**WHAT YOU ARE ASKED TO DO:** Give the number of lines in the listing that contain the word "true", and nothing besides.

SUPPLIED RECORDS below:

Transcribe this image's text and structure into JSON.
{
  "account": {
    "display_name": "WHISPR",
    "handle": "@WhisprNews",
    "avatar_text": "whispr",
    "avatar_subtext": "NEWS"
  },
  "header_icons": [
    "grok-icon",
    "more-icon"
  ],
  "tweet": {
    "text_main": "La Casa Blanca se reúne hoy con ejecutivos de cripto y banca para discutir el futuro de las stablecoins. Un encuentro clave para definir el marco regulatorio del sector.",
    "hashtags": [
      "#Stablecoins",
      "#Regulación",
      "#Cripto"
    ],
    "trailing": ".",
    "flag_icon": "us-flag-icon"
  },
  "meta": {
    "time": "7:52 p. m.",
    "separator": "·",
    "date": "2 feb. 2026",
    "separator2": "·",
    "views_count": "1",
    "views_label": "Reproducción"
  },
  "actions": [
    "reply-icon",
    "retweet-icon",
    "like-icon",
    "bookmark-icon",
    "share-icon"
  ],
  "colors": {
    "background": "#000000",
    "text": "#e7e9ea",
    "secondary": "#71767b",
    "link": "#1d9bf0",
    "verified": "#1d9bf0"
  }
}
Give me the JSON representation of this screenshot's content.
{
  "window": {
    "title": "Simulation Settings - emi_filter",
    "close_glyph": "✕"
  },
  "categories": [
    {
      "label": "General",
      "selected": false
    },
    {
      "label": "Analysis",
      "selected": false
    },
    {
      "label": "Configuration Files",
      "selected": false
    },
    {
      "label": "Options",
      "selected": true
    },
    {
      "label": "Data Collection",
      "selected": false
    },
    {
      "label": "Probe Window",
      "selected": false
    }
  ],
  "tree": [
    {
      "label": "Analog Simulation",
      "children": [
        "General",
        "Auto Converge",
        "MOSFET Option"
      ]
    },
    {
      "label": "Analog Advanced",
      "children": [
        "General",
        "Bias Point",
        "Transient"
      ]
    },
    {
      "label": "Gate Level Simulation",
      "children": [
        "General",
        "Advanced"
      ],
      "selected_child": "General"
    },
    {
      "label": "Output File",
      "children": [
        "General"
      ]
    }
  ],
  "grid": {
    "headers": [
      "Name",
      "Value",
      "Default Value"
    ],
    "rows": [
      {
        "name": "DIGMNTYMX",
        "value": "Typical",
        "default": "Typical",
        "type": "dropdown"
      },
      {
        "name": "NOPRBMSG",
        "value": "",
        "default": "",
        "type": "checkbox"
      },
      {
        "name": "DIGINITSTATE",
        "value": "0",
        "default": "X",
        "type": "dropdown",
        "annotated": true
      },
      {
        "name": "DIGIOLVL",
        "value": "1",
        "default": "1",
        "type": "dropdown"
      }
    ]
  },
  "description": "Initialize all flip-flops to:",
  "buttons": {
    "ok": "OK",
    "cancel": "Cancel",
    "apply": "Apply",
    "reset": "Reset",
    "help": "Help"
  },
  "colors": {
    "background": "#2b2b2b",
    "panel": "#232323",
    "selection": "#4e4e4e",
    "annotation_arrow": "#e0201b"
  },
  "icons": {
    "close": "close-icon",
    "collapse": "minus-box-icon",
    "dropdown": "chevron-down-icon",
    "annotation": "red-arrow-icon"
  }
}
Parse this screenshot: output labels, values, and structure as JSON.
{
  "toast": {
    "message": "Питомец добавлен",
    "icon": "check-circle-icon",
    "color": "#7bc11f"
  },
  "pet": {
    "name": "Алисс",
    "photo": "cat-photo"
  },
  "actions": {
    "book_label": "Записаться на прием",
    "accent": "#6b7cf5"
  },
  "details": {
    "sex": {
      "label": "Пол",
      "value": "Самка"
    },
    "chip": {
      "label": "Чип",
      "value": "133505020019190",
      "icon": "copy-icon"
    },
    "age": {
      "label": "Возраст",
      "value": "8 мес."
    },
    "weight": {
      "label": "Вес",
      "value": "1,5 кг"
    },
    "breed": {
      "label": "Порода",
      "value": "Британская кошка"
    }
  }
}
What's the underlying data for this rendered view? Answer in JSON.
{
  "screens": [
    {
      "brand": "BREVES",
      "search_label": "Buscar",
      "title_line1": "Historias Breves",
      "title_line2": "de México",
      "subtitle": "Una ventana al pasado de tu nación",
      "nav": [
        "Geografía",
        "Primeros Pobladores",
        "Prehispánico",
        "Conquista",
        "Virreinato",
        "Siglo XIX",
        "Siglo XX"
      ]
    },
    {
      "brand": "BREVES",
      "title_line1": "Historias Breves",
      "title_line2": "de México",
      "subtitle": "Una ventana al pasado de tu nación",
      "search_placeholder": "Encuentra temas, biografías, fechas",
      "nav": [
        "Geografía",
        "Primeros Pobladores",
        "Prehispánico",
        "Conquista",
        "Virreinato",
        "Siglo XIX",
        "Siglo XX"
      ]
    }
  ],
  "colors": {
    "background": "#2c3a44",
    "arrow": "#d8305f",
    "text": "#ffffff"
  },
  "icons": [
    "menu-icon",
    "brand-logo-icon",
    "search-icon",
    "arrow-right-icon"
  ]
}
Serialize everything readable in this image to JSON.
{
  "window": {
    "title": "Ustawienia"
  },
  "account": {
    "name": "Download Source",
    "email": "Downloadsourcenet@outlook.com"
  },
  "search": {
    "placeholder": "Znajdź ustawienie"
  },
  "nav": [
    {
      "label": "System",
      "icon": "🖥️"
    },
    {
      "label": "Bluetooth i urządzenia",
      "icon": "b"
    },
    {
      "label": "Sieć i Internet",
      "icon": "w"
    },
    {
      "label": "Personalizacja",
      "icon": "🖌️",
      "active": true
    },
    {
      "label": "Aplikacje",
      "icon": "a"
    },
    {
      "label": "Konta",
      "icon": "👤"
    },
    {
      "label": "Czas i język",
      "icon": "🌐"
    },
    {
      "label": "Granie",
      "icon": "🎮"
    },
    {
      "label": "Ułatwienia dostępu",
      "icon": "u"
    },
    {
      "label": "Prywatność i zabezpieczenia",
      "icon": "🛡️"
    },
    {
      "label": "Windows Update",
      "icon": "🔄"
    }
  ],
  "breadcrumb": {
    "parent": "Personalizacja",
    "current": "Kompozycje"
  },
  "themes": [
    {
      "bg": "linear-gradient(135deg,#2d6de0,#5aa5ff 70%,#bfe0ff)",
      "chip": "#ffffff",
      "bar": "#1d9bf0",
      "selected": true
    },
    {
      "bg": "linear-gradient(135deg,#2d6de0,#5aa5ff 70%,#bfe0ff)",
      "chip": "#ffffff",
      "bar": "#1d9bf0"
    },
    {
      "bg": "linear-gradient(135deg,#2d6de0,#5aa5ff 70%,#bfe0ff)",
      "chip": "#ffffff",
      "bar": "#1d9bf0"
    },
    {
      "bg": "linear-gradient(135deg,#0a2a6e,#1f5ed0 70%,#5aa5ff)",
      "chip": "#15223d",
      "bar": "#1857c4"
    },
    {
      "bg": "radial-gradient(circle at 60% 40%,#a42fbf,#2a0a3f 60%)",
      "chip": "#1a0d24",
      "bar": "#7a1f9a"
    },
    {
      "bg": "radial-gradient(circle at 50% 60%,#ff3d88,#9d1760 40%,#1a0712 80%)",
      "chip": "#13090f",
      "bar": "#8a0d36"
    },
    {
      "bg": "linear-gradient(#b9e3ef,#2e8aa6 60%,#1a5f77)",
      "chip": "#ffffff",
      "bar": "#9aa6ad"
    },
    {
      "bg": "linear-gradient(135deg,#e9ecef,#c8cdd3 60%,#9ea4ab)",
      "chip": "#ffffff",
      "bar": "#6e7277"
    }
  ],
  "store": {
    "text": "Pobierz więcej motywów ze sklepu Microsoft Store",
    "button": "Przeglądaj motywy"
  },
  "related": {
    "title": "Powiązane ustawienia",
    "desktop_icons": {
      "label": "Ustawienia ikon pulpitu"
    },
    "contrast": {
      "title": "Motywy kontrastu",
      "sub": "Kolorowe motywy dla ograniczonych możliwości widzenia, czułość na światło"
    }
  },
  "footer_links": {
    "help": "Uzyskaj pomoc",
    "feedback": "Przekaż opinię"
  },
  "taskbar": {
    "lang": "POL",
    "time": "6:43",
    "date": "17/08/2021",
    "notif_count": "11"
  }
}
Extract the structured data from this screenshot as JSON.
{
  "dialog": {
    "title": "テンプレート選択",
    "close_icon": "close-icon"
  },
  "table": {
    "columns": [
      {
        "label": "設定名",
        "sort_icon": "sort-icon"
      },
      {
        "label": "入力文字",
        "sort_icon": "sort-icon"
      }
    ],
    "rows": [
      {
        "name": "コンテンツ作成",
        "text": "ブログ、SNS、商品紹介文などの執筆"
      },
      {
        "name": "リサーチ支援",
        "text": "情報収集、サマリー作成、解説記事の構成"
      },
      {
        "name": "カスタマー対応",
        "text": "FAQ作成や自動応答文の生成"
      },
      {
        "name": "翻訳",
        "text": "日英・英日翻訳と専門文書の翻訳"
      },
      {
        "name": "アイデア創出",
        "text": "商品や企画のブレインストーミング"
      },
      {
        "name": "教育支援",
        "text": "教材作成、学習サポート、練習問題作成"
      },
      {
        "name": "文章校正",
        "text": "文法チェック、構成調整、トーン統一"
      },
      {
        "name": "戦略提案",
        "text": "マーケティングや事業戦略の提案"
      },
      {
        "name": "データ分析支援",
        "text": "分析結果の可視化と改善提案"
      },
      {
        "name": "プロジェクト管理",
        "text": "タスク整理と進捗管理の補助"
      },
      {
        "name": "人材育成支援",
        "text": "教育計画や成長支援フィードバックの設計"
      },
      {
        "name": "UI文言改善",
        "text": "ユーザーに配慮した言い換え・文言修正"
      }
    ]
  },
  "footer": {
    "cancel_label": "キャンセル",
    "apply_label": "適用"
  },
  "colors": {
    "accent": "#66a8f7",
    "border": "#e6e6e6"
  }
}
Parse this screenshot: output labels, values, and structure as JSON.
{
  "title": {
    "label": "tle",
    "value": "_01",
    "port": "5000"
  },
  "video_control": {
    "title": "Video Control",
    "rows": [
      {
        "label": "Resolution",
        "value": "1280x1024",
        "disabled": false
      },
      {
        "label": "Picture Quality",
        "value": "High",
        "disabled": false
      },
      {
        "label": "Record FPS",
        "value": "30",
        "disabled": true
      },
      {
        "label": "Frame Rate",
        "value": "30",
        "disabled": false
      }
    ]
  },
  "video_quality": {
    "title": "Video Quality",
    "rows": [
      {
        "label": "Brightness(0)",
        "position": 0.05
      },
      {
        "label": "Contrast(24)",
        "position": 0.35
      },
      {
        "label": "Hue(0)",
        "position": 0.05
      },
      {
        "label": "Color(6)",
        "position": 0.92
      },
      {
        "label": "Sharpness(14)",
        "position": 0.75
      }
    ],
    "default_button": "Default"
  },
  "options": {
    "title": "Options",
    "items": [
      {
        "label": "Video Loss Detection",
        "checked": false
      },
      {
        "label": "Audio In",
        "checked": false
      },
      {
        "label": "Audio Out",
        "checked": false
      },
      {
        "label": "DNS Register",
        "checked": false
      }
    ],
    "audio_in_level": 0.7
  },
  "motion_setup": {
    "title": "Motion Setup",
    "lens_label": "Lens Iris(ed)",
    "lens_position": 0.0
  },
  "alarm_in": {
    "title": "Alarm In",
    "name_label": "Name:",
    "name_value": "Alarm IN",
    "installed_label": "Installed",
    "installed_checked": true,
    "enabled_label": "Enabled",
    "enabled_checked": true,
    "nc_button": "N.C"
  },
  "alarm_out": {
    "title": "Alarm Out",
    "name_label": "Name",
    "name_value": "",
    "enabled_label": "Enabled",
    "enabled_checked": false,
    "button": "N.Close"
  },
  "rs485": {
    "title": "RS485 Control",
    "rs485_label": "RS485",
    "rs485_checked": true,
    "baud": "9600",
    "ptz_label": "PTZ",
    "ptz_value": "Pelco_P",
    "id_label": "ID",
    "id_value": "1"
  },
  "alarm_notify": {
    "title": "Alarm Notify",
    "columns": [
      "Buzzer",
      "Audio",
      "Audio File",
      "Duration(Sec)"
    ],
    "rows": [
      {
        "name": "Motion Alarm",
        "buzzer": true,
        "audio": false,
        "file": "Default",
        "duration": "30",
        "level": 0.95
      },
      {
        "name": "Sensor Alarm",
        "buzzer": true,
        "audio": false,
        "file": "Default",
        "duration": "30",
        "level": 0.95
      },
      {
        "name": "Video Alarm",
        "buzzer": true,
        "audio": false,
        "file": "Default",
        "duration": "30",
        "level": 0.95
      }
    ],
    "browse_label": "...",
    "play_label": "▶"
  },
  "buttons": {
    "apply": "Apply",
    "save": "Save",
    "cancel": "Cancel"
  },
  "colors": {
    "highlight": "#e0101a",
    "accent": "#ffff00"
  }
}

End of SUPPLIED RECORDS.

**SOLUTION FOR THIS PROBLEM:** 11